It’s always different. Sometimes, if something comes up on the day, in the moment, and you want to add something, that can be nice. But sometimes there’s no need. That’s what I found here. What was on the page was perfectly sufficient.
I found it interesting that the film crosses genres. It’s definitely a drama, but there are some elements of horror to it as well. Is that something you’re generally drawn to? You’ve done everything across the board in your career, from sitcoms to something like this. So, I’m just curious as to what kind of genre you like to work in.

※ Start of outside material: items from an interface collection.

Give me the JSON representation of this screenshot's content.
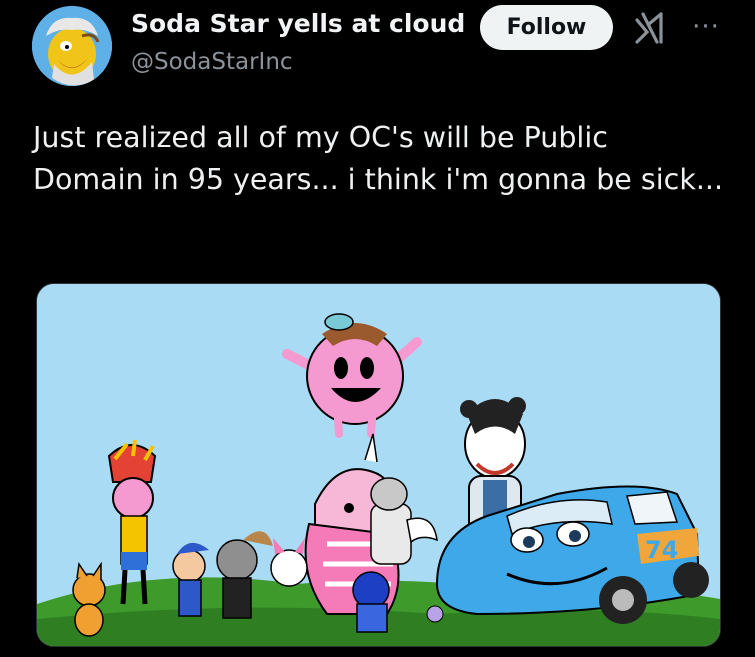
{
  "author": {
    "display_name": "Soda Star yells at cloud",
    "handle": "@SodaStarInc",
    "avatar_icon": "cartoon-old-man-avatar"
  },
  "actions": {
    "follow_label": "Follow",
    "grok_icon": "grok-icon",
    "more_icon": "more-options-icon"
  },
  "post": {
    "text": "Just realized all of my OC's will be Public Domain in 95 years... i think i'm gonna be sick..."
  },
  "media": {
    "description_icon": "cartoon-characters-group-image",
    "car_number": "74"
  },
  "colors": {
    "background": "#000000",
    "text": "#e7e9ea",
    "secondary": "#71767b",
    "follow_bg": "#eff3f4",
    "sky": "#a9dcf4",
    "grass": "#3f9a2c"
  }
}
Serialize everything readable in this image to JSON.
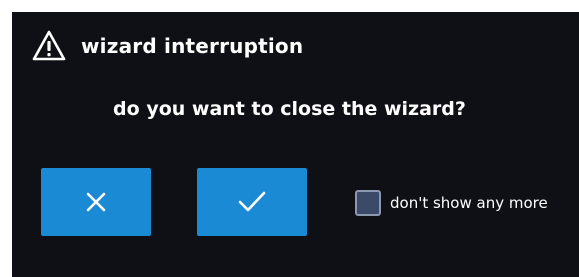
{
  "dialog": {
    "title": "wizard interruption",
    "title_icon": "warning-triangle-icon",
    "message": "do you want to close the wizard?",
    "cancel_icon": "close-icon",
    "confirm_icon": "checkmark-icon",
    "checkbox_label": "don't show any more",
    "checkbox_checked": false
  },
  "colors": {
    "dialog_background": "#0f0f16",
    "button_accent": "#1a8ad4",
    "checkbox_fill": "#3a4a68",
    "text": "#ffffff"
  }
}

Well, I did like the sort of cross-genre thing that this film had. It’s funny because a lot of people are referring to it as a horror film, and I never thought of it as a horror film when we were doing it, even though there are some very horrific elements to it. The final act certainly goes off the rails in a very horrific way. I always thought of it as more a dramatic thriller, a domestic thriller. But it’s interesting that it’s sort of getting more of a horror buzz. I like that because I find that most times, the most terrifying things in life are those domestic situations. They’re not the CGI monsters.
What do you hope people take away from the film?
I hope this film is a reminder to people that you never really know what’s going on with someone, so don’t assume. Whether that’s the person standing next to you at the grocery market or even maybe members of your household who live with you. You never really know what’s going on with someone. So, treat each other with care and kindness, and patience.
You can watch our entire conversation with Azura below. The Swerve is available to watch on Amazon Prime or VOD.